When our babies begin exploring they tend to use both hands, or randomly use either the left or right hand. Hand preference may begin to emerge as early as 2 or 3 years of age, while for others, this may only happen around the age of 5 or 6. So, you may notice early on that your child is showing a left-hand preference, or it may only emerge later. I always like hand preference to be in place by the time our children are in Grade R, as it is the year of fine motor refinement in preparation for teaching left handers to write in Grade 1.
Is it genetic to be left-handed?
There is a familial element to hand preference. There is a greater chance of your child being left-handed if there is left-handedness in the family. However, two right-handed parents can have a left-handed child, so you don’t need to go back searching through the family archives to find your left-handed relative!
Approximately 10% of the world’s population is left handed. That is more than a staggering 744 million people! So, if you were a lefty feeling in the minority – don’t!
Research has found that left-handedness is not associated with either illegibility, or slower speed of handwriting. Lefties are just as able as their right-handed peers. However, the challenge that is sometimes presented to parents or teachers, is that they themselves are right-handed, and are not sure how to help their lefties. This is not because their lefties are in any way lessor, or have problems, it is just different to their own point of reference so a little guidance and tips for left-handers can be helpful.
Left-handed cutting and scissor skills.
Lefties need their own left-handed scissors. The blades face a different way on left and right-handed scissors. Lefties who cut with right-handed scissors are going to battle more because the positioning of the blade is going to block their ability to see the cutting line, so it will be more difficult for them to master cutting and scissor skills. Lefties must also always cut to the left-hand-side when cutting out an object – this will stop them from getting tied in knots!
Teaching left-handers to writes
Sit opposite your lefty when teaching motor tasks from shoelaces, to threading, to construction, to activities such as knitting. This way you won’t need to try and work out which way they should do it – they can just mirror you. I did, however, recently learn from one of our readers that if you knit left handed and follow a pattern, it will come out backwards! That was news to me! This principle of sitting opposite your lefty when teaching motor tasks holds true, with the exception of when it comes to teaching left handers to write. For handwriting you are going to sit next to your lefty, or be writing on the board.
Some tips for teaching left-handers to write.

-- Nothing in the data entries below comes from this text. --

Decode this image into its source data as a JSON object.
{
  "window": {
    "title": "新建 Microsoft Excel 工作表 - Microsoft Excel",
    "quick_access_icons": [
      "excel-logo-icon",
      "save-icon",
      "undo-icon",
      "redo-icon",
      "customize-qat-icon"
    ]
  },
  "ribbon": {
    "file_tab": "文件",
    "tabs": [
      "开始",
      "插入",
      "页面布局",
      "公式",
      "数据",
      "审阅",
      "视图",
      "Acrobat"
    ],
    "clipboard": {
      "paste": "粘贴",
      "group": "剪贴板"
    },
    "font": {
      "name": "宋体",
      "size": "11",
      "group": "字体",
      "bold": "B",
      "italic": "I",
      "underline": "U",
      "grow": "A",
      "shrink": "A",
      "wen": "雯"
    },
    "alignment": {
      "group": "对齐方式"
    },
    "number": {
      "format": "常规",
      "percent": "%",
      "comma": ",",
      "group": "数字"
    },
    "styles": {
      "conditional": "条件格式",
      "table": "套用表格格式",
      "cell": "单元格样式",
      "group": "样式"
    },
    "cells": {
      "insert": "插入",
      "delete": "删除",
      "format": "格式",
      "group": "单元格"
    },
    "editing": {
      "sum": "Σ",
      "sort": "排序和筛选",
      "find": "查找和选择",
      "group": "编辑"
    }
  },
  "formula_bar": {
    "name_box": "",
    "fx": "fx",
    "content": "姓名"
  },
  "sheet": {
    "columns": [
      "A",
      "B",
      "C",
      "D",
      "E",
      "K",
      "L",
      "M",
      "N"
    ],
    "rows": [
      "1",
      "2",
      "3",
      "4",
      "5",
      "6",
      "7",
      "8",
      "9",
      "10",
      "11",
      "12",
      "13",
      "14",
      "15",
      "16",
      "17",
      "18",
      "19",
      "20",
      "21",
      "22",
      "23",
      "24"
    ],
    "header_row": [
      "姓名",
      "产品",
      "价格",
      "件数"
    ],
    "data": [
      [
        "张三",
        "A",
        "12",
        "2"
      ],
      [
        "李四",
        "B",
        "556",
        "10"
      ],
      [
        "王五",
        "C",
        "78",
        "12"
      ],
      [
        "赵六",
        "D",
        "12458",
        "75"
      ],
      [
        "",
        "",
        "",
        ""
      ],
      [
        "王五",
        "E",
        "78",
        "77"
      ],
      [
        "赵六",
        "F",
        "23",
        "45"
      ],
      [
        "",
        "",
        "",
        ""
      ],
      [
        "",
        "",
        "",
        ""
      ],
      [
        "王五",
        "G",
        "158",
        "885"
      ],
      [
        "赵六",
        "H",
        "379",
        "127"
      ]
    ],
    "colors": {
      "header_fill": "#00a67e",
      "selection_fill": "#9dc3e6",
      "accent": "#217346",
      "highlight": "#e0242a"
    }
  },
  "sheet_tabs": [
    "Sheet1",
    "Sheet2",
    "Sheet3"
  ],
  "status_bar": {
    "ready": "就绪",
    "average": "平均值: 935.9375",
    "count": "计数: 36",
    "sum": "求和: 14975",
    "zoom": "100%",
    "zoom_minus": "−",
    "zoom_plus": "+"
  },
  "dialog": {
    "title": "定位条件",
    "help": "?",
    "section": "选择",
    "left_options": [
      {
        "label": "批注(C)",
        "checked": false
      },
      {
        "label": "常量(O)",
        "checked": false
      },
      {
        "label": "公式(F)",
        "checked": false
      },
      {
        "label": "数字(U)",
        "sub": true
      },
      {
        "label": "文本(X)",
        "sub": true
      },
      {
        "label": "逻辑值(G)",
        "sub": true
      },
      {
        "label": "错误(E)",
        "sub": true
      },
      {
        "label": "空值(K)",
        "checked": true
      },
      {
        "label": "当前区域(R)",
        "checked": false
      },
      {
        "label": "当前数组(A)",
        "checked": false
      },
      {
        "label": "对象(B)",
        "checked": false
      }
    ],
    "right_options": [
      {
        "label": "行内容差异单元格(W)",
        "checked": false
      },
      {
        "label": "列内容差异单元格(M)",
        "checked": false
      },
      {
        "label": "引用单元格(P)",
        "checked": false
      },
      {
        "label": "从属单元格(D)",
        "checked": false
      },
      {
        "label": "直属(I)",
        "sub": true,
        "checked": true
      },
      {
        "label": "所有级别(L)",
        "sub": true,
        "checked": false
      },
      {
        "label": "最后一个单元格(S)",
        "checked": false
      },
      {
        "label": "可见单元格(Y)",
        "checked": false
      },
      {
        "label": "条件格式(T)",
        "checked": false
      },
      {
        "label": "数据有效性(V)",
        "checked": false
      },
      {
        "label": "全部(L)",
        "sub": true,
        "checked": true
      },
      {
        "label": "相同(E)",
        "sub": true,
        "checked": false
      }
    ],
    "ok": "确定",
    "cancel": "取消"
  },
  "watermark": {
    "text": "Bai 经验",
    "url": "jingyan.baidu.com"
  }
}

When your lefty goes to school let them sit on the left side of the desk so their elbow doesn’t bump against a right-handed desk mate’s elbow. It is just a matter of convenience.
Left-handed child development.
Know that just because your lefty writes with their left-hand, it doesn’t mean it is a problem if they do other tasks, for example playing tennis, with their right-hand. So long as your child is consistent in their hand usage for each specific task , it is fine. So, for example, they may write with their left-hand, play cricket right-handed and eat left-handed. This is an acceptable pattern of hand usage so long as they do each task consistently with the same hand.
Left-handed writing tips.
Many lefties have the tendency to “hook” their wrists. This is a compensatory position which allows them to see what they are writing. This is not the ideal position for a lefty to use as it compromises the emergence of the discrete, refined finger movements which are necessary for legibility and speed of handwriting. When learning to write, your lefty should tilt their book so there is a Crocodile Mouth® or triangular shape at the bottom of their page. Your lefty will write downhill and will be able to see their work, without using an awkward hand posture to do so. In addition, the smudging of work which is an issue for lefties as their hand rubs over what they have just written, is resolved by angling the page as well.
Teaching left-handers to write.
The process of learning letter formation for a left-hander is largely the same as for a right-hander. However, because they are approaching handwriting from the left-hand side, they can be faced with having to create a line with a “pushing”, rather than a “pulling” action. It is always easier to produce a line that requires a “pulling” rather than a “pushing” movement of the hand. A “pushing” stoke can be bumpy as it moves over the paper. So, your lefty may prefer to do their lines for crossing the f and t traveling from right-to-left, rather than from left-to-right. The same goes for drawing a line with a ruler. A lefty will find it easier to rule their line in a right-to-left direction. Apart from this, teaching left handers to write, is pretty much the same as for right handers. However, on account of their tendency towards the hooked hand position, I do like to spend more time developing the muscles and movement patterns for pencil grip.
A left-handed occupational therapist weighed in on issues to consider for left handed children. Read about it here.
In years gone by, lefties were often made to write with their right-hands. This isn’t ideal as it confuses their wiring, and can cause learning difficulties and even stuttering. So, for the most part, we want our lefties to write left. Lefties do just as well as their right-handed classmates – I think it is kind of special to be left handed – I have a lefty myself!